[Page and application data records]
■ ■ ■ ■

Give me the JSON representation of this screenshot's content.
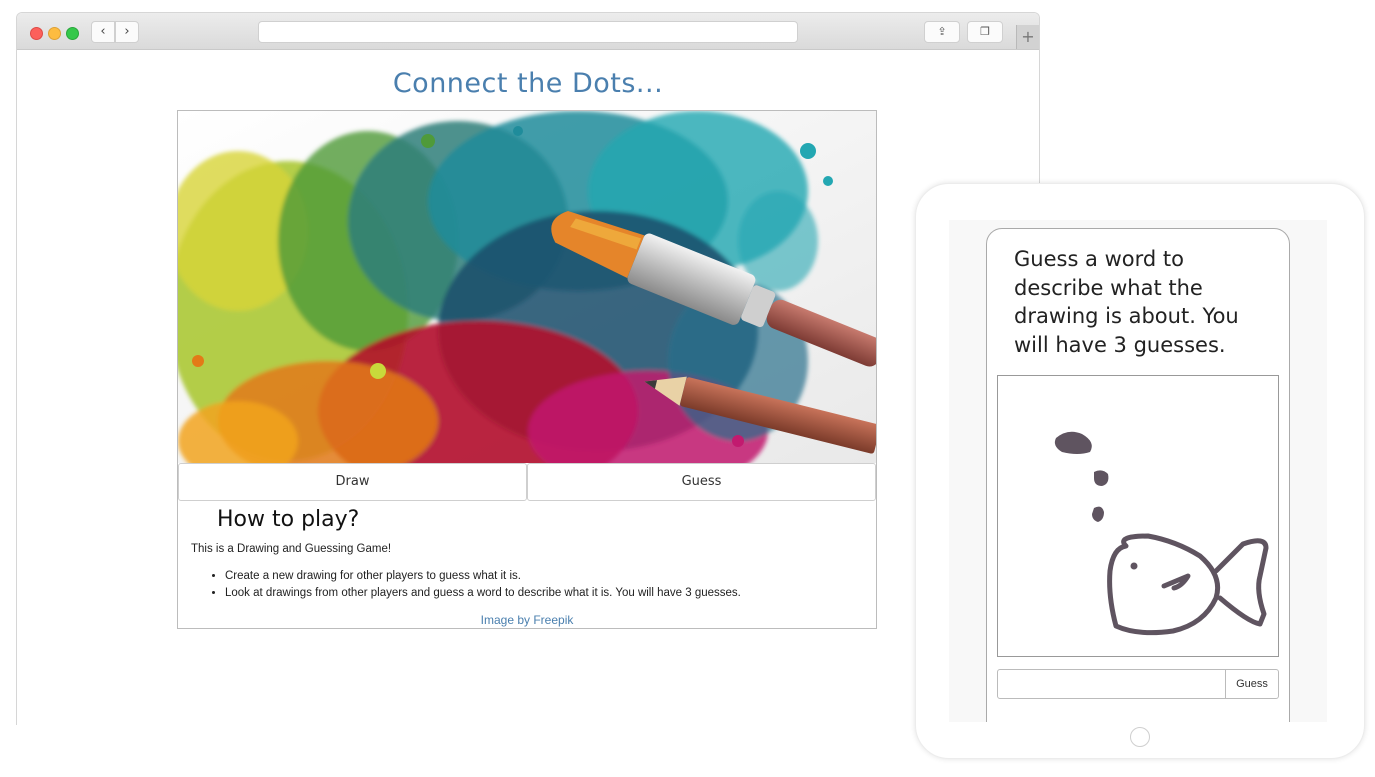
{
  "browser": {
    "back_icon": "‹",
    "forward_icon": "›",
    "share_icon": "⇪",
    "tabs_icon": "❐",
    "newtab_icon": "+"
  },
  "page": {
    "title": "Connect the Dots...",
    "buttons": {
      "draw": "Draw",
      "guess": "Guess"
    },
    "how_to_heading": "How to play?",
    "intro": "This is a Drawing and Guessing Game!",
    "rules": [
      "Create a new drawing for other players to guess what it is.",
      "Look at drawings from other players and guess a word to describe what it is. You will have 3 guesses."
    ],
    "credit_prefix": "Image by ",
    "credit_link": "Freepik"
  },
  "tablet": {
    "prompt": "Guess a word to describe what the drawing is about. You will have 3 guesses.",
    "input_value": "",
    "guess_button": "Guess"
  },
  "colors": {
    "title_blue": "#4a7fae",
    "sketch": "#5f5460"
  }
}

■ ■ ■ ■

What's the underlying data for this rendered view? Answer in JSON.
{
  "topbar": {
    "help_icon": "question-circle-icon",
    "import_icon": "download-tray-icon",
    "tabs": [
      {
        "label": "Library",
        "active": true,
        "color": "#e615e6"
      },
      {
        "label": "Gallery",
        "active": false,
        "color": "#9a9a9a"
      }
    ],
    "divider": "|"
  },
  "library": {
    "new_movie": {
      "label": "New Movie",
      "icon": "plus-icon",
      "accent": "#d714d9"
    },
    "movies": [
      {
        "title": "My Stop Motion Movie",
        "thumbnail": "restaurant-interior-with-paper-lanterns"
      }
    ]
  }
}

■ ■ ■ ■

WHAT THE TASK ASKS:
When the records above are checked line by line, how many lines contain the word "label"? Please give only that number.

ANSWER FOR THIS EXERCISE:
3